On Thursday in Washington, several dozen futurists, military strategists, investors and journalists gathered to honor the inventors of futurism, Alvin and Heidi Toffler, and celebrate the 40th anniversary of Future Shock, first published in 1970. Future Shock is easily one of the most influential books of all time, shaping a generation on the verge of post-industrialism and unclear about its shifting economic, social, and moral foundations. Former Korean president Kim Dae-jung credits Future Shock with convincing his country to undertake new economic strategies to join the Third Wave of countries.
Future Shock hasn’t had to adapt to the times. It remains one of the most prescient guides to today and tomorrow. Quite a few things Alvin Toffler got right in 1970 which remain spot on today are: the transience of our relationships with each other and with things, the prediction that people would become as comfortable with virtual and interactive environments as with real life, the genesis of cyborgs and artificial intelligence, the over-stimulation of children, the rise of ad-hocery (a term he coined) in business operations and modular/horizontal rather than vertical corporate structures, and the growing prominence of super-empowered individuals.
But Future Shock was much more than a laundry list of predictions. Toffler demonstrated an imaginative but grounded sense of what the possibilities for these technologies were and the impact they would have on society. To this day, few futurists seriously do this. Hence Hybrid Reality.
Rather than long-winded speeches, the Future Shock anniversary conference, organized by the consulting firm Toffler Associates, featured a crowd-sourcing of perspectives from a wide range of disciplines. Participants grappled with the difference between invention and innovation, how to provide moral validation for the work of scientists, the rise of virtual identities, the fragmentation of politics, and the challenges of network effects in our economy.
Whatever the issue, the question was never: How do you stop it? But rather, “How do you prepare? Reading Future Shock is still one of the best ways to prepare for the future.

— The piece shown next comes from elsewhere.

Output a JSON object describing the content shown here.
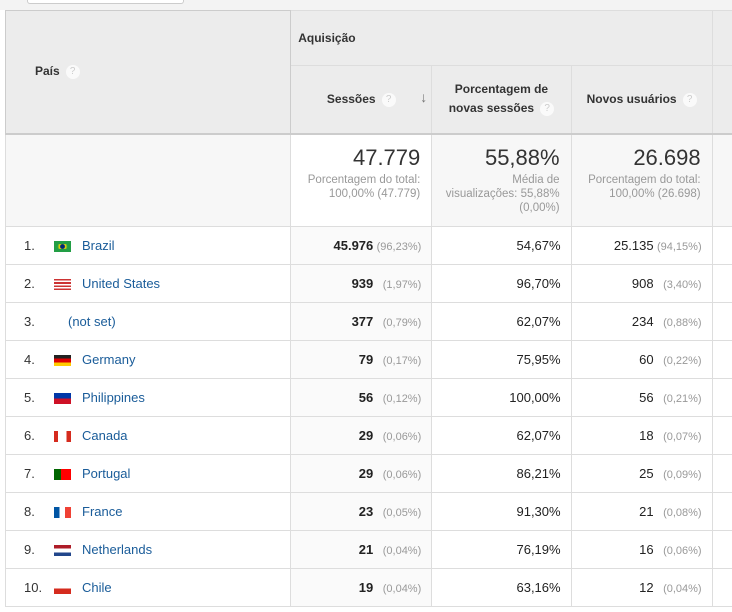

Ayesha and Parag Khanna explore human-technology co-evolution and its implications for society, business and politics at The Hybrid Reality Institute.